Visiting wellness resort? Don’t expect GST relief
MUMBAI: At the crack of dawn, you will invariably find guests at any naturopathy resort performing ‘pranayama’ (deep breathing) on lush lawns. Typically, additional yoga exercises, ayurvedic treatments, massages, et al, as prescribed by the resort’s medical practitioners, would fill up a guest’s daily schedule.
At the end of this idyllic stay, it is likely that the guest would be handed over a bill replete with a goods and service tax (GST) levy of, say 18%, depending on the room tariff. In several cases, various benches of the Authority for Advance Rulings (AAR) have held that such wellness resorts that offer naturopathy services too do not fall within the classification of a GST-exempt clinical establishment.
The reason: The wellness resorts provide a composite supply that attracts a GST levy. Recently, the Appellate Authority for Advance Rulings (AAAR) in Uttarakhand state, in the case of Corbett Nature Reserve which housed a naturopathy centre, held that it cannot be treated as a clinical establishment. The AAAR upheld the ruling given earlier by the AAR.
In this case, the applicant had submitted that healthcare services provided by an independent unit within the resort—Aahana Naturopathy Centre—is a cli- nical establishment, which offers nature cure and yoga therapies. It has an authorised medical practitioner on its rolls and the facilities offered by this unit are available not just to in-house customers but are open to all. The centre is registered under the Clinical Establishment Act, 2010.

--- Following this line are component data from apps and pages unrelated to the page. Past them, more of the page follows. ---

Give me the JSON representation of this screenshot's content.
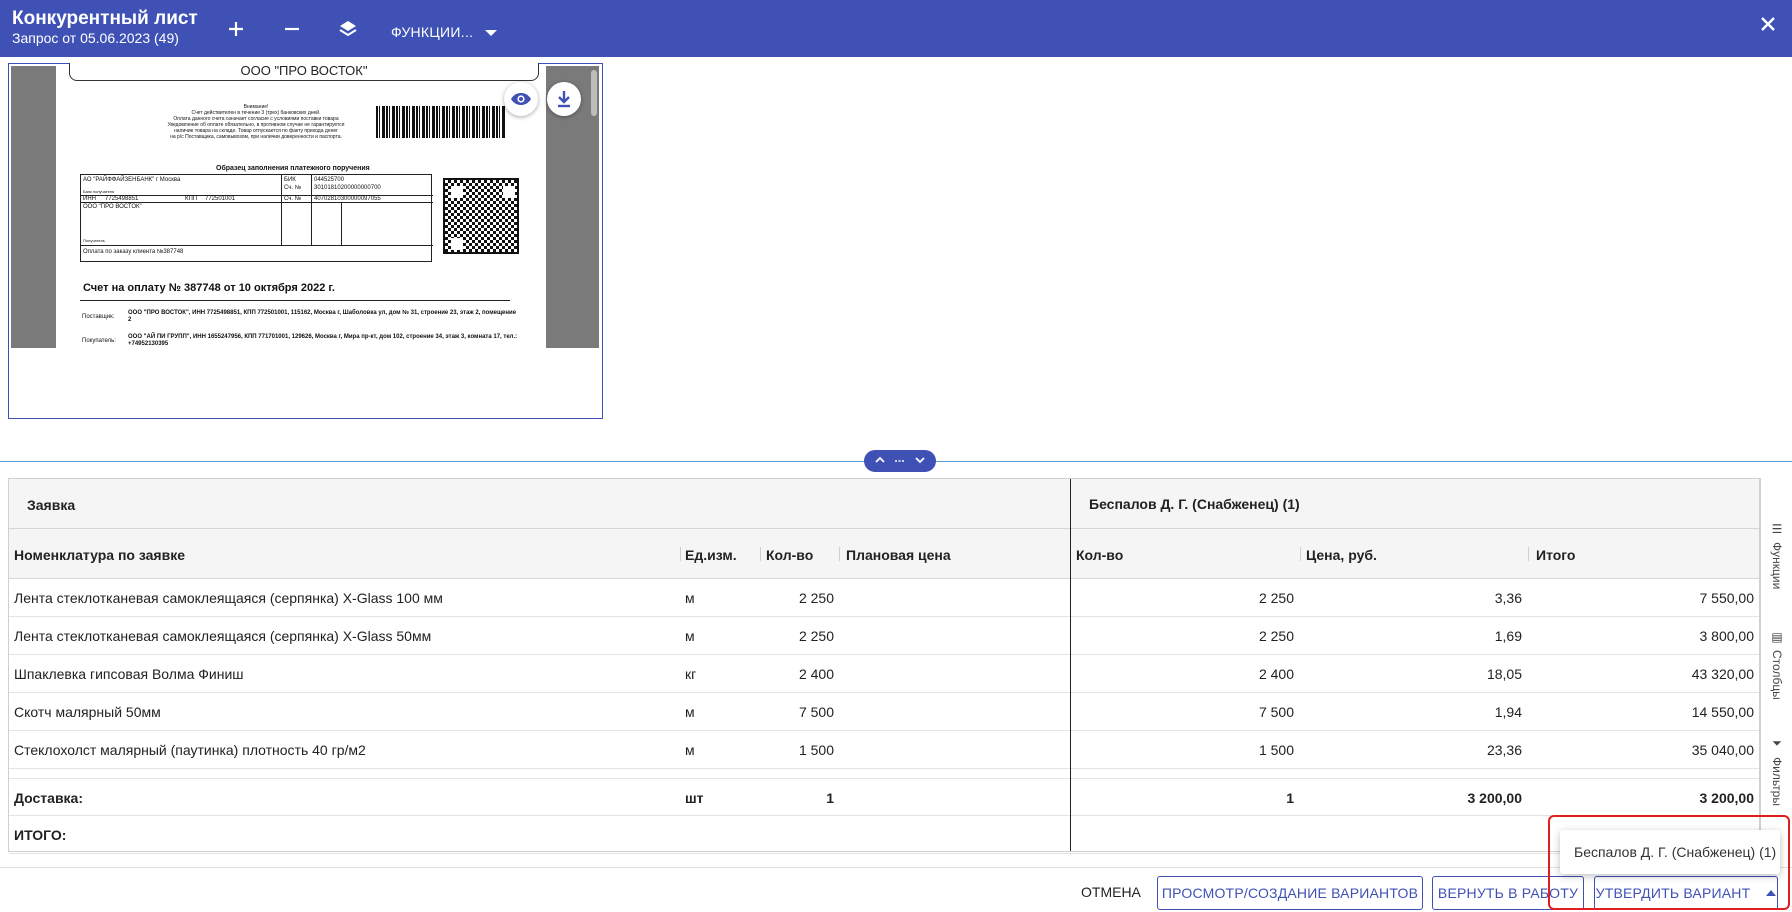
{
  "header": {
    "title": "Конкурентный лист",
    "subtitle": "Запрос от 05.06.2023 (49)",
    "functions_label": "ФУНКЦИИ..."
  },
  "preview": {
    "company_tab": "ООО \"ПРО ВОСТОК\"",
    "scan": {
      "notice_lines": [
        "Внимание!",
        "Счет действителен в течение 3 (трех) банковских дней.",
        "Оплата данного счета означает согласие с условиями поставки товара",
        "Уведомление об оплате обязательно, в противном случае не гарантируется",
        "наличие товара на складе. Товар отпускается по факту прихода денег",
        "на р/с Поставщика, самовывозом, при наличии доверенности и паспорта."
      ],
      "form_heading": "Образец заполнения платежного поручения",
      "bank_name": "АО \"РАЙФФАЙЗЕНБАНК\" г Москва",
      "bank_label": "Банк получателя",
      "bik_label": "БИК",
      "bik_value": "044525700",
      "corr_label": "Сч. №",
      "corr_value": "30101810200000000700",
      "inn_label": "ИНН",
      "inn_value": "7725498851",
      "kpp_label": "КПП",
      "kpp_value": "772501001",
      "account_label": "Сч. №",
      "account_value": "40702810300000097055",
      "recipient": "ООО \"ПРО ВОСТОК\"",
      "recipient_label": "Получатель",
      "purpose": "Оплата по заказу клиента №387748",
      "invoice_title": "Счет на оплату № 387748 от 10 октября 2022 г.",
      "supplier_label": "Поставщик:",
      "supplier_text": "ООО \"ПРО ВОСТОК\", ИНН 7725498851, КПП 772501001, 115162, Москва г, Шаболовка ул, дом № 31, строение 23, этаж 2, помещение 2",
      "buyer_label": "Покупатель:",
      "buyer_text": "ООО \"АЙ ПИ ГРУПП\", ИНН 1655247956, КПП 771701001, 129626, Москва г, Мира пр-кт, дом 102, строение 34, этаж 3, комната 17, тел.: +74952130395"
    }
  },
  "grid": {
    "group_request": "Заявка",
    "group_supplier": "Беспалов Д. Г. (Снабженец) (1)",
    "columns": {
      "nomenclature": "Номенклатура по заявке",
      "unit": "Ед.изм.",
      "qty": "Кол-во",
      "planned_price": "Плановая цена",
      "s_qty": "Кол-во",
      "s_price": "Цена, руб.",
      "s_total": "Итого"
    },
    "rows": [
      {
        "name": "Лента стеклотканевая самоклеящаяся (серпянка) X-Glass 100 мм",
        "unit": "м",
        "qty": "2 250",
        "planned": "",
        "s_qty": "2 250",
        "s_price": "3,36",
        "s_total": "7 550,00"
      },
      {
        "name": "Лента стеклотканевая самоклеящаяся (серпянка) X-Glass 50мм",
        "unit": "м",
        "qty": "2 250",
        "planned": "",
        "s_qty": "2 250",
        "s_price": "1,69",
        "s_total": "3 800,00"
      },
      {
        "name": "Шпаклевка гипсовая Волма Финиш",
        "unit": "кг",
        "qty": "2 400",
        "planned": "",
        "s_qty": "2 400",
        "s_price": "18,05",
        "s_total": "43 320,00"
      },
      {
        "name": "Скотч малярный 50мм",
        "unit": "м",
        "qty": "7 500",
        "planned": "",
        "s_qty": "7 500",
        "s_price": "1,94",
        "s_total": "14 550,00"
      },
      {
        "name": "Стеклохолст малярный (паутинка) плотность 40 гр/м2",
        "unit": "м",
        "qty": "1 500",
        "planned": "",
        "s_qty": "1 500",
        "s_price": "23,36",
        "s_total": "35 040,00"
      }
    ],
    "delivery": {
      "name": "Доставка:",
      "unit": "шт",
      "qty": "1",
      "s_qty": "1",
      "s_price": "3 200,00",
      "s_total": "3 200,00"
    },
    "total_label": "ИТОГО:"
  },
  "side_panel": {
    "functions": "Функции",
    "columns": "Столбцы",
    "filters": "Фильтры"
  },
  "footer": {
    "cancel": "ОТМЕНА",
    "variants": "ПРОСМОТР/СОЗДАНИЕ ВАРИАНТОВ",
    "return": "ВЕРНУТЬ В РАБОТУ",
    "approve": "УТВЕРДИТЬ ВАРИАНТ"
  },
  "popup": {
    "option": "Беспалов Д. Г. (Снабженец) (1)"
  },
  "colors": {
    "primary": "#3f51b5",
    "highlight": "#e02020"
  }
}
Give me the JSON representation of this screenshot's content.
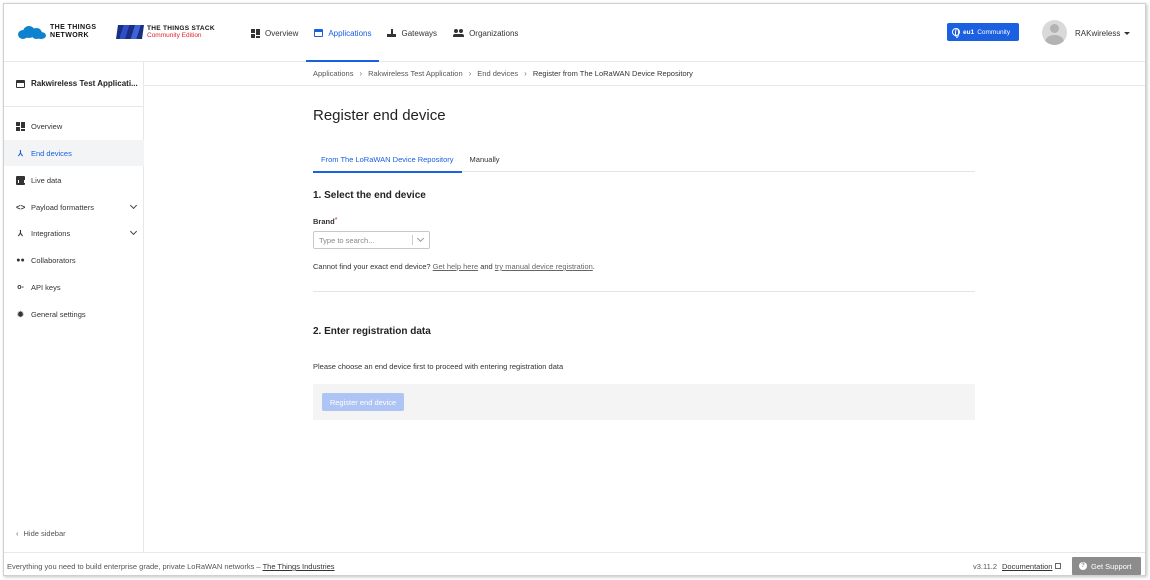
{
  "header": {
    "logo_ttn_line1": "THE THINGS",
    "logo_ttn_line2": "NETWORK",
    "logo_tts_line1": "THE THINGS STACK",
    "logo_tts_line2": "Community Edition",
    "nav": [
      {
        "label": "Overview",
        "icon": "grid-icon"
      },
      {
        "label": "Applications",
        "icon": "application-icon",
        "active": true
      },
      {
        "label": "Gateways",
        "icon": "gateway-icon"
      },
      {
        "label": "Organizations",
        "icon": "organizations-icon"
      }
    ],
    "cluster_region": "eu1",
    "cluster_label": "Community",
    "username": "RAKwireless"
  },
  "sidebar": {
    "app_title": "Rakwireless Test Applicati...",
    "items": [
      {
        "label": "Overview",
        "icon": "dashboard-icon"
      },
      {
        "label": "End devices",
        "icon": "device-hub-icon",
        "active": true
      },
      {
        "label": "Live data",
        "icon": "live-data-icon"
      },
      {
        "label": "Payload formatters",
        "icon": "code-icon",
        "expandable": true
      },
      {
        "label": "Integrations",
        "icon": "integrations-icon",
        "expandable": true
      },
      {
        "label": "Collaborators",
        "icon": "people-icon"
      },
      {
        "label": "API keys",
        "icon": "key-icon"
      },
      {
        "label": "General settings",
        "icon": "gear-icon"
      }
    ],
    "hide_label": "Hide sidebar"
  },
  "breadcrumb": [
    "Applications",
    "Rakwireless Test Application",
    "End devices",
    "Register from The LoRaWAN Device Repository"
  ],
  "main": {
    "title": "Register end device",
    "tabs": [
      {
        "label": "From The LoRaWAN Device Repository",
        "active": true
      },
      {
        "label": "Manually"
      }
    ],
    "section1_title": "1. Select the end device",
    "brand_label": "Brand",
    "brand_required": "*",
    "brand_placeholder": "Type to search...",
    "brand_value": "",
    "help_prefix": "Cannot find your exact end device?",
    "help_link1": "Get help here",
    "help_and": "and",
    "help_link2": "try manual device registration",
    "help_suffix": ".",
    "section2_title": "2. Enter registration data",
    "section2_info": "Please choose an end device first to proceed with entering registration data",
    "submit_label": "Register end device"
  },
  "footer": {
    "tagline": "Everything you need to build enterprise grade, private LoRaWAN networks –",
    "company_link": "The Things Industries",
    "version": "v3.11.2",
    "documentation": "Documentation",
    "support": "Get Support"
  },
  "colors": {
    "accent": "#1a60e0",
    "disabled_button": "#aec4f4",
    "required": "#e0242c",
    "support_button": "#8c8c8c"
  }
}
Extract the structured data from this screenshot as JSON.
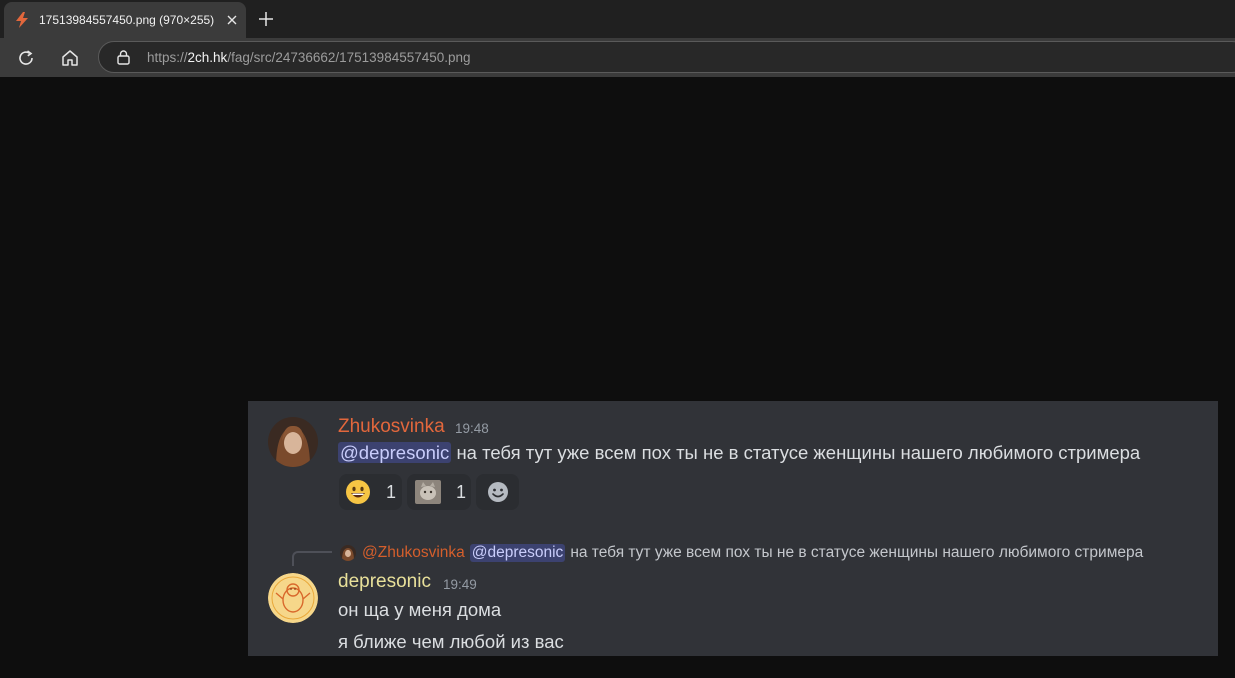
{
  "browser": {
    "tab": {
      "title": "17513984557450.png (970×255)",
      "favicon": "lightning-bolt-icon",
      "accent": "#e2673c"
    },
    "url": {
      "scheme": "https://",
      "host": "2ch.hk",
      "path": "/fag/src/24736662/17513984557450.png"
    }
  },
  "chat": {
    "background": "#313338",
    "messages": [
      {
        "author": "Zhukosvinka",
        "author_color": "#e2673c",
        "time": "19:48",
        "mention": "@depresonic",
        "text": "на тебя тут уже всем пох ты не в статусе женщины нашего любимого стримера",
        "reactions": [
          {
            "emoji": "grinning-face-emoji",
            "count": "1"
          },
          {
            "emoji": "cat-sticker-emoji",
            "count": "1"
          }
        ],
        "add_reaction_icon": "add-reaction-icon"
      },
      {
        "reply_to": {
          "author": "@Zhukosvinka",
          "mention": "@depresonic",
          "text": "на тебя тут уже всем пох ты не в статусе женщины нашего любимого стримера"
        },
        "author": "depresonic",
        "author_color": "#e8e09a",
        "time": "19:49",
        "lines": [
          "он ща у меня дома",
          "я ближе чем любой из вас"
        ]
      }
    ]
  }
}
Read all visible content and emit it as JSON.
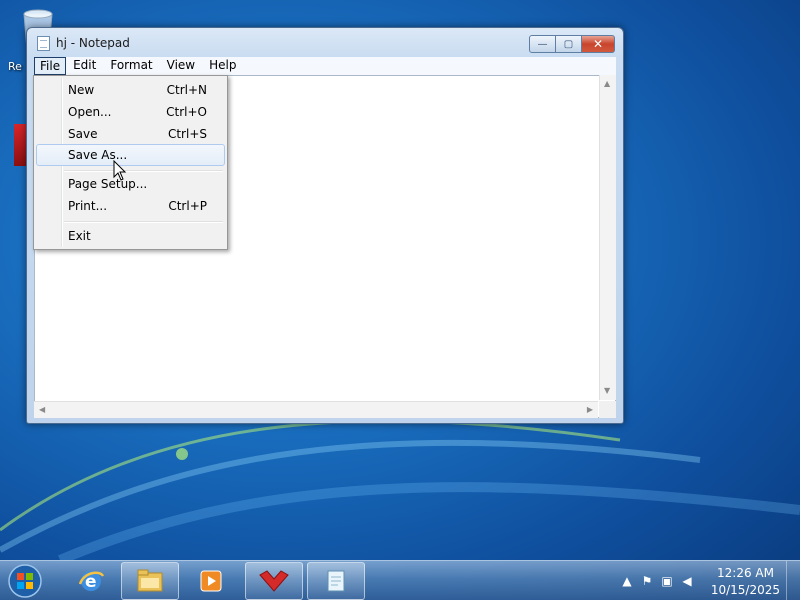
{
  "desktop": {
    "recycle_bin_label": "Re"
  },
  "window": {
    "title": "hj - Notepad",
    "controls": {
      "minimize": "—",
      "maximize": "▢",
      "close": "✕"
    }
  },
  "menubar": {
    "items": [
      "File",
      "Edit",
      "Format",
      "View",
      "Help"
    ],
    "active": "File"
  },
  "file_menu": {
    "items": [
      {
        "label": "New",
        "shortcut": "Ctrl+N"
      },
      {
        "label": "Open...",
        "shortcut": "Ctrl+O"
      },
      {
        "label": "Save",
        "shortcut": "Ctrl+S"
      },
      {
        "label": "Save As...",
        "shortcut": ""
      },
      {
        "label": "Page Setup...",
        "shortcut": ""
      },
      {
        "label": "Print...",
        "shortcut": "Ctrl+P"
      },
      {
        "label": "Exit",
        "shortcut": ""
      }
    ],
    "hovered": "Save As..."
  },
  "editor": {
    "content": ""
  },
  "taskbar": {
    "pinned": [
      "start-orb-icon",
      "internet-explorer-icon",
      "file-explorer-icon",
      "media-player-icon",
      "gns3-icon",
      "notepad-icon"
    ],
    "clock_time": "12:26 AM",
    "clock_date": "10/15/2025",
    "colors": {
      "accent": "#1a6fc0",
      "close": "#c8442c"
    }
  }
}
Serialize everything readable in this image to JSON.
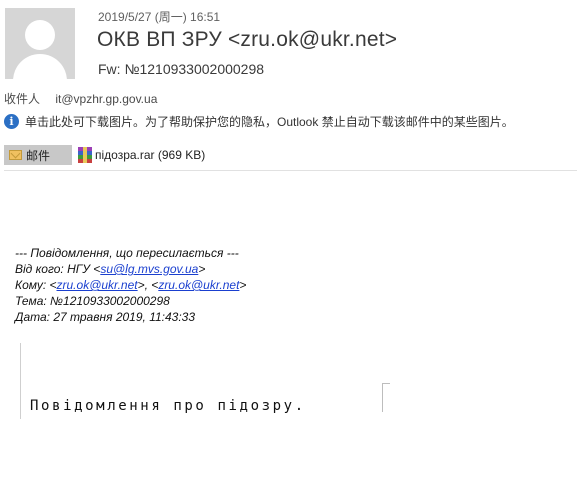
{
  "header": {
    "date": "2019/5/27 (周一) 16:51",
    "sender": "ОКВ ВП ЗРУ <zru.ok@ukr.net>",
    "subject": "Fw: №1210933002000298"
  },
  "recipients": {
    "label": "收件人",
    "value": "it@vpzhr.gp.gov.ua"
  },
  "info_bar": {
    "icon": "info-icon",
    "text": "单击此处可下载图片。为了帮助保护您的隐私，Outlook 禁止自动下载该邮件中的某些图片。"
  },
  "attachments": {
    "message_tab": "邮件",
    "file": "підозра.rar (969 KB)"
  },
  "forwarded": {
    "separator": "--- Повідомлення, що пересилається ---",
    "from_label": "Від кого: НГУ <",
    "from_email": "su@lg.mvs.gov.ua",
    "from_tail": ">",
    "to_label": "Кому: <",
    "to_email_1": "zru.ok@ukr.net",
    "to_mid": ">, <",
    "to_email_2": "zru.ok@ukr.net",
    "to_tail": ">",
    "subject_line": "Тема: №1210933002000298",
    "date_line": "Дата: 27 травня 2019, 11:43:33"
  },
  "body": {
    "notice": "Повідомлення про підозру."
  }
}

Based on these facts, the contention was that it qualified as a clinical establishment and should be eligible for exemption as a ‘healthcare services’ supplier according to entry 74 of notification 12/2017. However, the AAAR observed that Corbett Nature Reserve had advertised and marketed its accommodation service as its main service and naturopathy as an additional service.